I am U2e1 and none of my family is from there. It is also in the US.

Macura
06-04-2015, 08:26 PM
U2e1b1 from Balkan, South-Slavic origin.

FunkyWanderer
06-10-2015, 01:01 PM
I'm U2e1b from Canada, French heritage.

GailT
06-10-2015, 02:36 PM
According to 23&Me I am also U2e1.
My family has been in the US back to the late 1700's and the only line I am stuck on, oddly enough, is y mothers maternal line. It stops at Jane Campbell born 1798 who married Arthur Houston and had daughter Sarah An Catherine Houston born 1841. None of our family is from Asia or India.


For people who tested at 23andMe, you can upload your results to James Lick's mthap tool to check for any extra mutations that might define a more specific subclade. For people who tested at FTDNA, you can join the FTDNA U2 project, and if you tested the full mtDNA sequence (FMS) please share the coding region results with the project admin and I'll try to place you in a more specific subclade.

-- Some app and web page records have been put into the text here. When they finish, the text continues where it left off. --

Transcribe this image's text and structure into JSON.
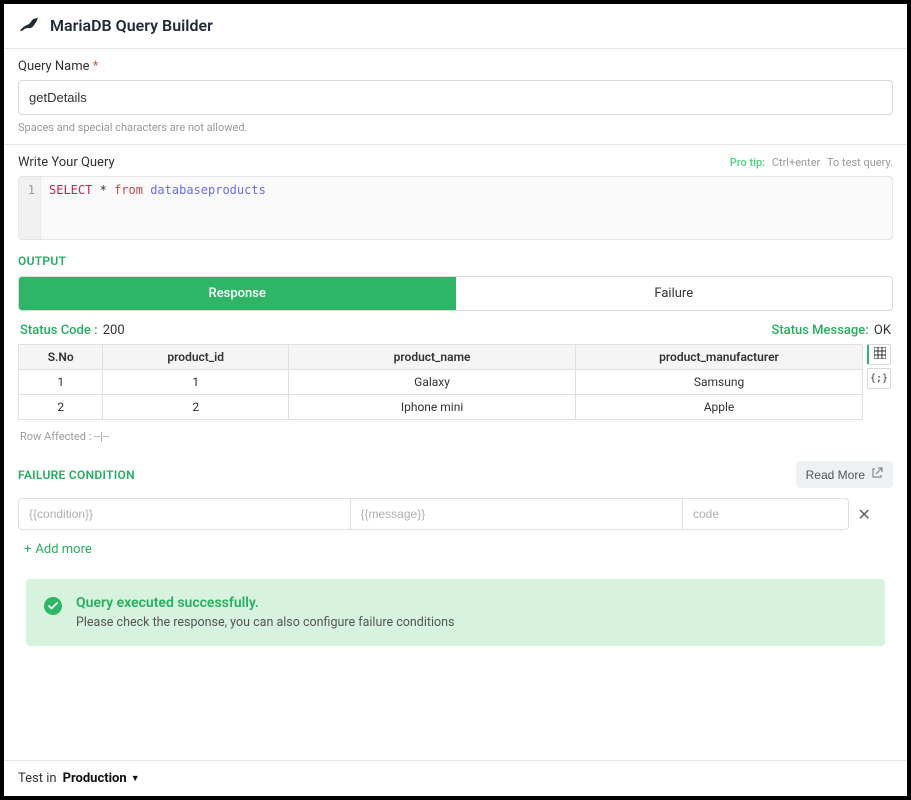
{
  "header": {
    "title": "MariaDB Query Builder"
  },
  "queryName": {
    "label": "Query Name",
    "required": "*",
    "value": "getDetails",
    "helper": "Spaces and special characters are not allowed."
  },
  "queryEditor": {
    "label": "Write Your Query",
    "proTipLabel": "Pro tip:",
    "proTipKey": "Ctrl+enter",
    "proTipSuffix": "To test query.",
    "lineNo": "1",
    "tokSelect": "SELECT",
    "tokStar": "*",
    "tokFrom": "from",
    "tokIdent": "databaseproducts"
  },
  "output": {
    "sectionLabel": "OUTPUT",
    "tabs": {
      "response": "Response",
      "failure": "Failure"
    },
    "statusCodeLabel": "Status Code :",
    "statusCodeValue": "200",
    "statusMsgLabel": "Status Message:",
    "statusMsgValue": "OK",
    "columns": {
      "c0": "S.No",
      "c1": "product_id",
      "c2": "product_name",
      "c3": "product_manufacturer"
    },
    "rows": [
      {
        "sno": "1",
        "pid": "1",
        "pname": "Galaxy",
        "pmfr": "Samsung"
      },
      {
        "sno": "2",
        "pid": "2",
        "pname": "Iphone mini",
        "pmfr": "Apple"
      }
    ],
    "rowAffected": "Row Affected : --|--",
    "jsonToggle": "{;}"
  },
  "failureCond": {
    "sectionLabel": "FAILURE CONDITION",
    "readMore": "Read More",
    "ph_condition": "{{condition}}",
    "ph_message": "{{message}}",
    "ph_code": "code",
    "addMore": "Add more"
  },
  "banner": {
    "title": "Query executed successfully.",
    "subtitle": "Please check the response, you can also configure failure conditions"
  },
  "footer": {
    "label": "Test in",
    "env": "Production"
  }
}
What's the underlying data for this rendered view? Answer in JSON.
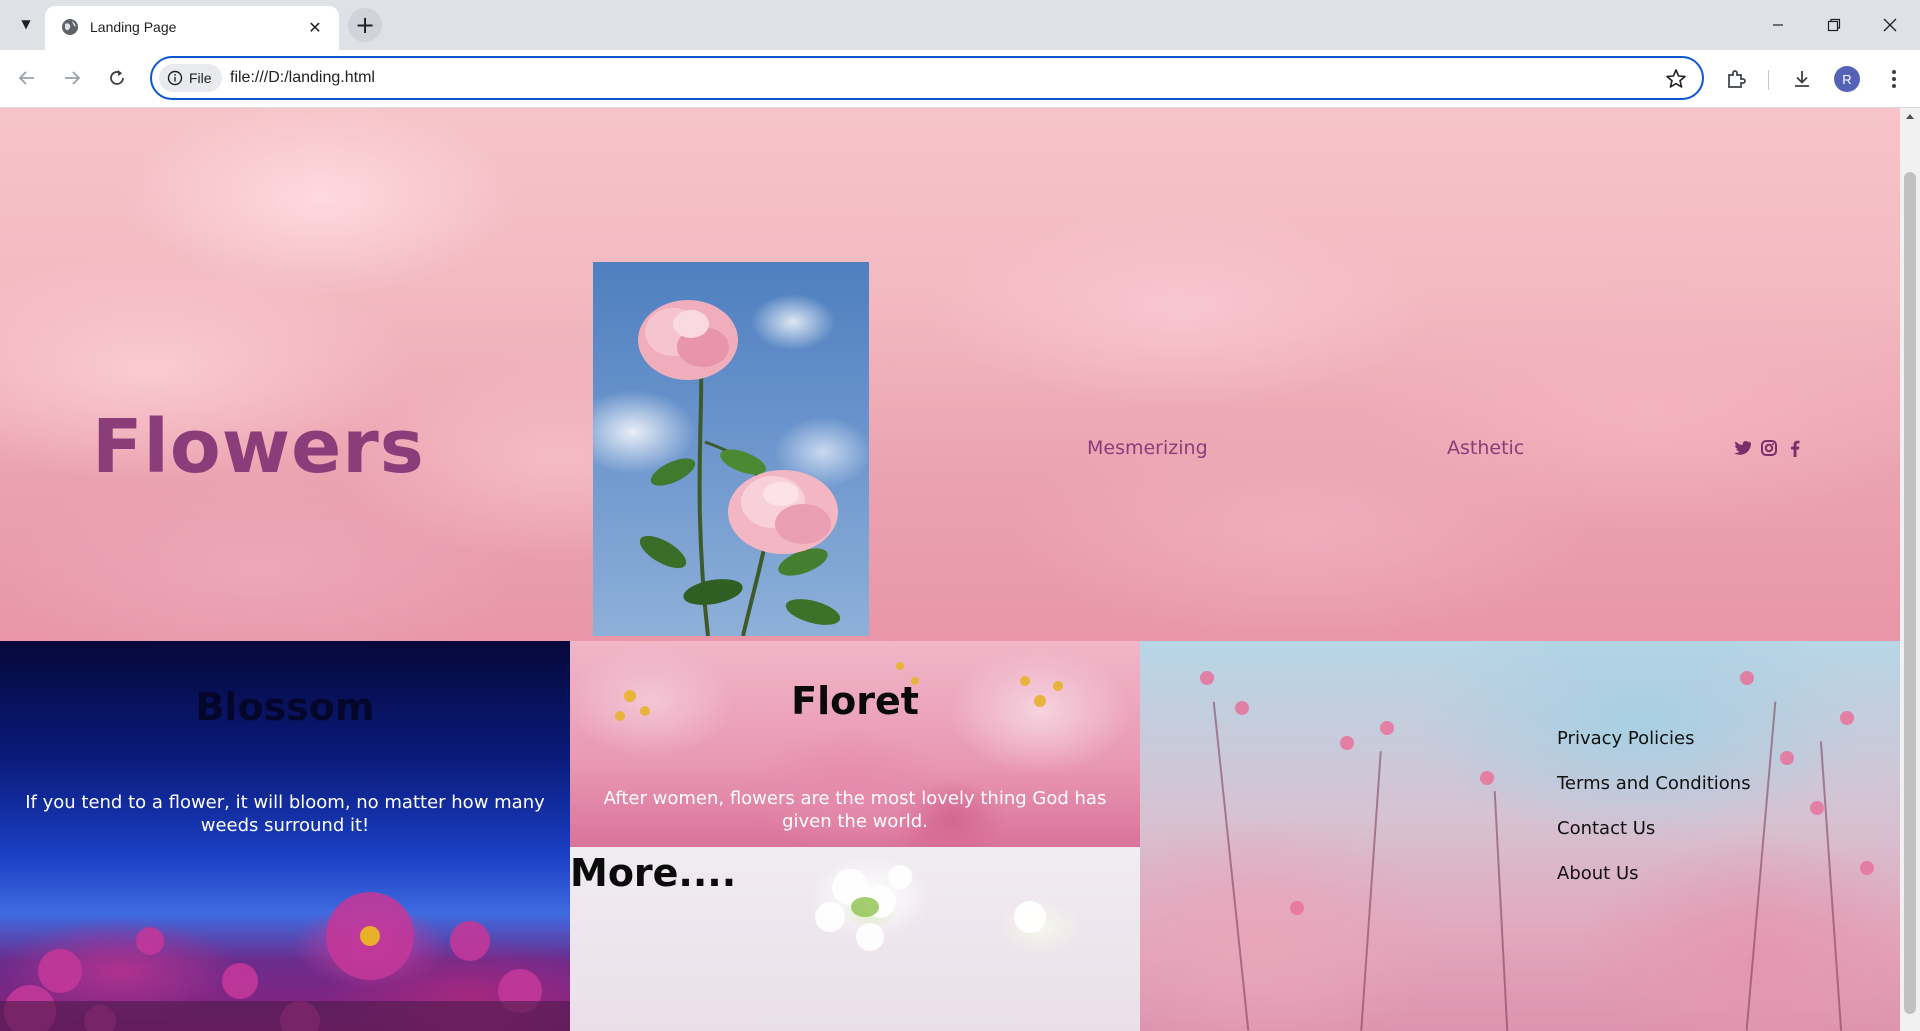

U2e1 is widely distributed from Europe to India. My guess is that it originated in southwest Asia about 15,000 years ago and spread from there.